- Reporting tools – A classic kind of analytics software is the reporting tool. The goal of a reporting tool is to reach into one or more databases and pull out information in a useful form. Crystal Reports and Tableau have strong capabilities as reporting tools (and to be fair, more than just basic reporting); and reporting tools are built into most HRIS and talent management systems. A typical use would be creating a report on engagement broken out by tenure.
- Embedded – Some analytics tools are focused on the process that particular software packaging is enabling. For example, Jibe provides recruitment software; its analytics are focused on giving you up-to-date information on how that process is going. A typical use in recruiting would be showing recruiters how many people have applied for a certain opening.
- Analysis tools – Analysis tools are meant for specialists or power users. The most common analysis tool is Excel, power tools for specialists include SAS and SPSS, tools designed specifically for HR power users include Visier and Macromicro. A typical use would be to dig in and uncover why there has been a surge in turnover.
- Insight providers – For some vendors their product is the result of analytics; for example Wanted Analtyics gathers and synthesizes a vast amount of information about the job market.
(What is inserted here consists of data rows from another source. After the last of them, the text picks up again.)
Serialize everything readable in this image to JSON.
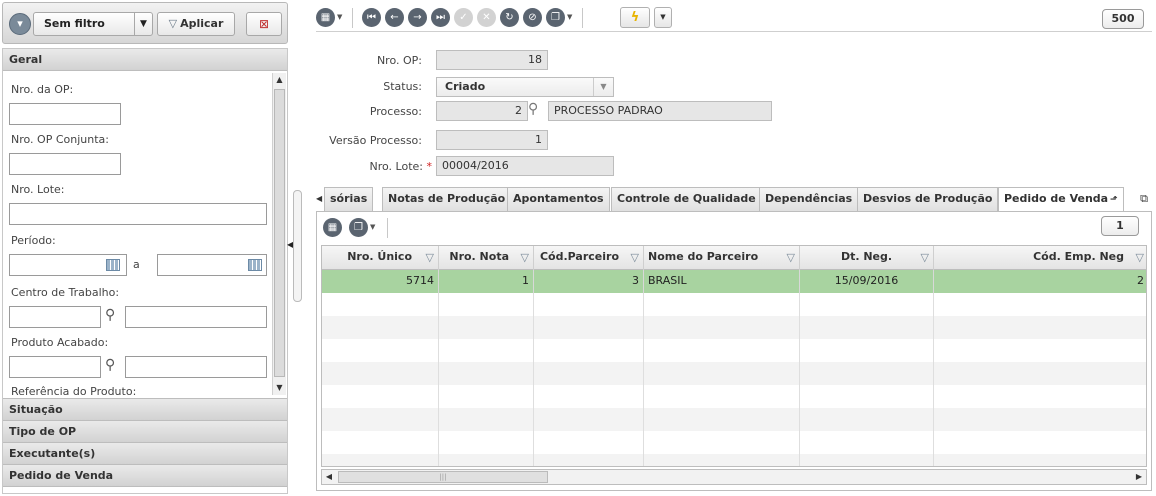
{
  "filter_bar": {
    "selected_filter": "Sem filtro",
    "apply_label": "Aplicar"
  },
  "left_sections": {
    "geral": {
      "title": "Geral",
      "fields": {
        "nro_op_label": "Nro. da OP:",
        "nro_op_conjunta_label": "Nro. OP Conjunta:",
        "nro_lote_label": "Nro. Lote:",
        "periodo_label": "Período:",
        "periodo_separator": "a",
        "centro_trabalho_label": "Centro de Trabalho:",
        "produto_acabado_label": "Produto Acabado:",
        "referencia_produto_label": "Referência do Produto:"
      }
    },
    "collapsed": [
      {
        "title": "Situação"
      },
      {
        "title": "Tipo de OP"
      },
      {
        "title": "Executante(s)"
      },
      {
        "title": "Pedido de Venda"
      }
    ]
  },
  "toolbar": {
    "record_count": "500"
  },
  "form": {
    "nro_op": {
      "label": "Nro. OP:",
      "value": "18"
    },
    "status": {
      "label": "Status:",
      "value": "Criado"
    },
    "processo": {
      "label": "Processo:",
      "code": "2",
      "name": "PROCESSO PADRAO"
    },
    "versao_processo": {
      "label": "Versão Processo:",
      "value": "1"
    },
    "nro_lote": {
      "label": "Nro. Lote:",
      "value": "00004/2016"
    }
  },
  "tabs": [
    {
      "label": "sórias"
    },
    {
      "label": "Notas de Produção"
    },
    {
      "label": "Apontamentos"
    },
    {
      "label": "Controle de Qualidade"
    },
    {
      "label": "Dependências"
    },
    {
      "label": "Desvios de Produção"
    },
    {
      "label": "Pedido de Venda",
      "active": true
    }
  ],
  "grid": {
    "page_indicator": "1",
    "columns": [
      {
        "label": "Nro. Único"
      },
      {
        "label": "Nro. Nota"
      },
      {
        "label": "Cód.Parceiro"
      },
      {
        "label": "Nome do Parceiro"
      },
      {
        "label": "Dt. Neg."
      },
      {
        "label": "Cód. Emp. Neg"
      }
    ],
    "rows": [
      {
        "nro_unico": "5714",
        "nro_nota": "1",
        "cod_parceiro": "3",
        "nome_parceiro": "BRASIL",
        "dt_neg": "15/09/2016",
        "cod_emp_neg": "2"
      }
    ]
  }
}
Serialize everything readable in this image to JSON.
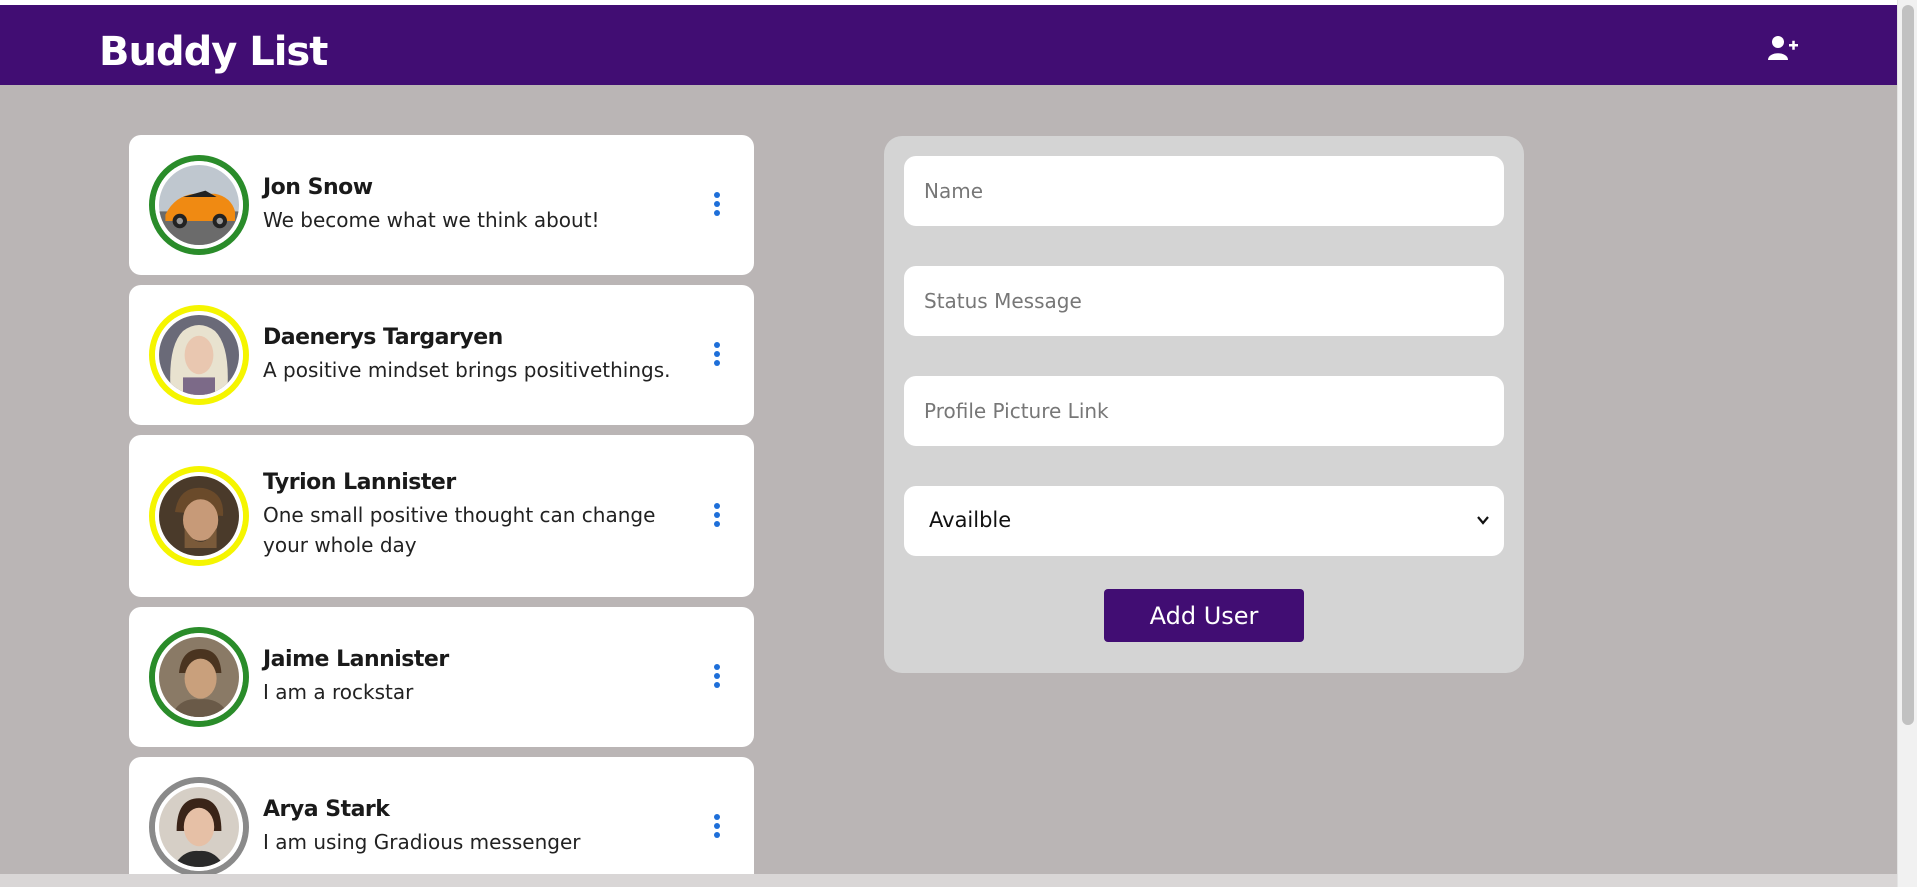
{
  "app": {
    "title": "Buddy List",
    "header_color": "#410d73",
    "add_user_icon": "user-plus-icon"
  },
  "buddies": [
    {
      "name": "Jon Snow",
      "status": "We become what we think about!",
      "availability": "available",
      "ring_color": "#2a8c2a",
      "avatar": "orange-sports-car"
    },
    {
      "name": "Daenerys Targaryen",
      "status": "A positive mindset brings positivethings.",
      "availability": "away",
      "ring_color": "#f5f500",
      "avatar": "platinum-haired-woman"
    },
    {
      "name": "Tyrion Lannister",
      "status": "One small positive thought can change your whole day",
      "availability": "away",
      "ring_color": "#f5f500",
      "avatar": "bearded-man"
    },
    {
      "name": "Jaime Lannister",
      "status": "I am a rockstar",
      "availability": "available",
      "ring_color": "#2a8c2a",
      "avatar": "knight-man"
    },
    {
      "name": "Arya Stark",
      "status": "I am using Gradious messenger",
      "availability": "offline",
      "ring_color": "#8a8a8a",
      "avatar": "dark-haired-girl"
    }
  ],
  "form": {
    "name_placeholder": "Name",
    "status_placeholder": "Status Message",
    "picture_placeholder": "Profile Picture Link",
    "availability_selected": "Availble",
    "submit_label": "Add User"
  }
}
A typical use would be looking at the supply and demand for programmers in a certain location.
- Data management tools – The capabilities of analytical tools can be no better than the databases they access, and so there is a whole other group of vendors who can do the data integration or create data warehousing, but that becomes a broader topic.
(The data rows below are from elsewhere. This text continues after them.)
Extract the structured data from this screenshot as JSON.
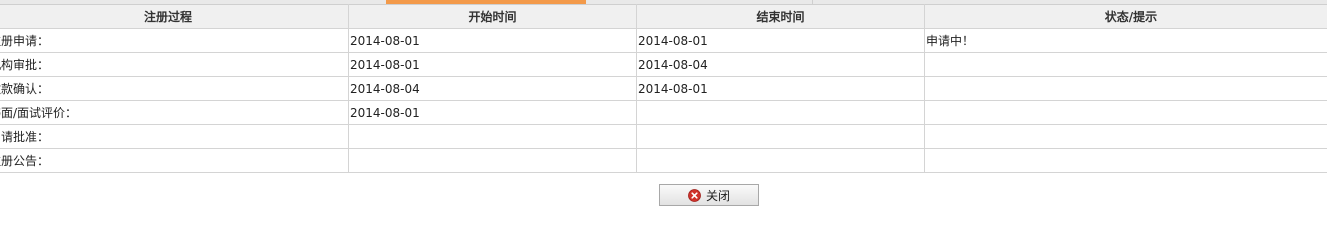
{
  "table": {
    "headers": [
      "注册过程",
      "开始时间",
      "结束时间",
      "状态/提示"
    ],
    "rows": [
      {
        "step": "注册申请：",
        "start": "2014-08-01",
        "end": "2014-08-01",
        "status": "申请中！"
      },
      {
        "step": "机构审批：",
        "start": "2014-08-01",
        "end": "2014-08-04",
        "status": ""
      },
      {
        "step": "缴款确认：",
        "start": "2014-08-04",
        "end": "2014-08-01",
        "status": ""
      },
      {
        "step": "书面/面试评价：",
        "start": "2014-08-01",
        "end": "",
        "status": ""
      },
      {
        "step": "申请批准：",
        "start": "",
        "end": "",
        "status": ""
      },
      {
        "step": "注册公告：",
        "start": "",
        "end": "",
        "status": ""
      }
    ]
  },
  "footer": {
    "close_label": "关闭",
    "close_icon": "close-circle-icon"
  },
  "colors": {
    "accent": "#f39a4a",
    "close_icon_red": "#d0322b"
  }
}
As with so many taxonomies the categories fail to be mutually exclusive or exhaustive, but it’s a start.
What is interesting?
- Vendors are really driving forward very quickly and in many cases makes things much easier for HR. What they don’t make easier is keeping up with all the change.
What is really important?
- Analytics is becoming pervasive. It can be difficult and expensive to implement. HR needs a plan for developing their overall analytics capability. This is a project that will take many years; and while that means we shouldn’t expect an overnight transformation, it doesn’t mean HR shouldn’t be able to show quarter by quarter improvement.